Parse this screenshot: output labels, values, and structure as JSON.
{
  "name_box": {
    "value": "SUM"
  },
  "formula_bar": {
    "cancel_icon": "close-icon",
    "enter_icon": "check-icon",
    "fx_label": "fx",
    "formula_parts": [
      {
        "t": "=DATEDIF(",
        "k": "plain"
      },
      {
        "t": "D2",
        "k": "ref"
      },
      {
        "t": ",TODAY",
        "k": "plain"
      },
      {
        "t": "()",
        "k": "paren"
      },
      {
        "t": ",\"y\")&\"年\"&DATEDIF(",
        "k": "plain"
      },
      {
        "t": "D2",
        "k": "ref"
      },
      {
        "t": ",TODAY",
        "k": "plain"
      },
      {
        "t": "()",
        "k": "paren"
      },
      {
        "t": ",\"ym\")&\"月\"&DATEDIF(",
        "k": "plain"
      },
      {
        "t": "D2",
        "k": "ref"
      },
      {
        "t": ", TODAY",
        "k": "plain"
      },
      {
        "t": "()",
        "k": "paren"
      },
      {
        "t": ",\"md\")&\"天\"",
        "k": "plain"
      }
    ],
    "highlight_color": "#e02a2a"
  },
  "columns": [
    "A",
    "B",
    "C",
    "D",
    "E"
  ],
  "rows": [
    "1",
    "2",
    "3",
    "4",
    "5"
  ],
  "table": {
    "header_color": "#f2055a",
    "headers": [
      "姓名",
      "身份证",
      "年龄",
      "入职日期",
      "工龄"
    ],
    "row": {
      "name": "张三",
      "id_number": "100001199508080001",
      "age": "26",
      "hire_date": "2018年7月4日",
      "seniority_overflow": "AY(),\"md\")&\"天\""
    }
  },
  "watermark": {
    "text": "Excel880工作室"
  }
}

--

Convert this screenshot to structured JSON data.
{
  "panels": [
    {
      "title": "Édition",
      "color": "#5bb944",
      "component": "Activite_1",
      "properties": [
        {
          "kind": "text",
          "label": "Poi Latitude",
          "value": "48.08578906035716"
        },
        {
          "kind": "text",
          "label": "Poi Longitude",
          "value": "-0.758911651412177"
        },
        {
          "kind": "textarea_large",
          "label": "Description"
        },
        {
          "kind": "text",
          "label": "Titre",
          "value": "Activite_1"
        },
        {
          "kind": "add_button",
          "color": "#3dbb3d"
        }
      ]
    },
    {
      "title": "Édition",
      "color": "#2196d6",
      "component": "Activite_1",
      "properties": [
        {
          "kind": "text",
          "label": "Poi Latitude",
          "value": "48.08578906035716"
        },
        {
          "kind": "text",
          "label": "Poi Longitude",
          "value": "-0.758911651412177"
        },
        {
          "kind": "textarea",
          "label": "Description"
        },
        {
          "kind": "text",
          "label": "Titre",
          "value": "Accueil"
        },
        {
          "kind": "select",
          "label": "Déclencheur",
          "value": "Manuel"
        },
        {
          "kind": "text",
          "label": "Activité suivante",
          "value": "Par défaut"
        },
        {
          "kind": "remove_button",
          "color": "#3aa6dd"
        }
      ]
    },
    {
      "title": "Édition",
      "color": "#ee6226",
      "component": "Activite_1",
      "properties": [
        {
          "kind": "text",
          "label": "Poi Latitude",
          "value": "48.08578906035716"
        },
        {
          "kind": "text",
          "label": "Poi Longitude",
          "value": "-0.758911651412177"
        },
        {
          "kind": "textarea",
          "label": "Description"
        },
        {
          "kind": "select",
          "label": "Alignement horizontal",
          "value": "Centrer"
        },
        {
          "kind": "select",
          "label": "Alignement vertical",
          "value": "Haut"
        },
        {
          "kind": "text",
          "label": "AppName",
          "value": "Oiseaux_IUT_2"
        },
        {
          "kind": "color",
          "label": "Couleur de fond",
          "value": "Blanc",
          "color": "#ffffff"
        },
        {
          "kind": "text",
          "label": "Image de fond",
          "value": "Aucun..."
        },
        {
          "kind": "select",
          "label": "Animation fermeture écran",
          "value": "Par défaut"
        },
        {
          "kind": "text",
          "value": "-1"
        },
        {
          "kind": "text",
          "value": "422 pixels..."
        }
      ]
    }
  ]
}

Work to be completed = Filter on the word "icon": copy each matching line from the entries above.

Exercise solution =
    "cancel_icon": "close-icon",
    "enter_icon": "check-icon",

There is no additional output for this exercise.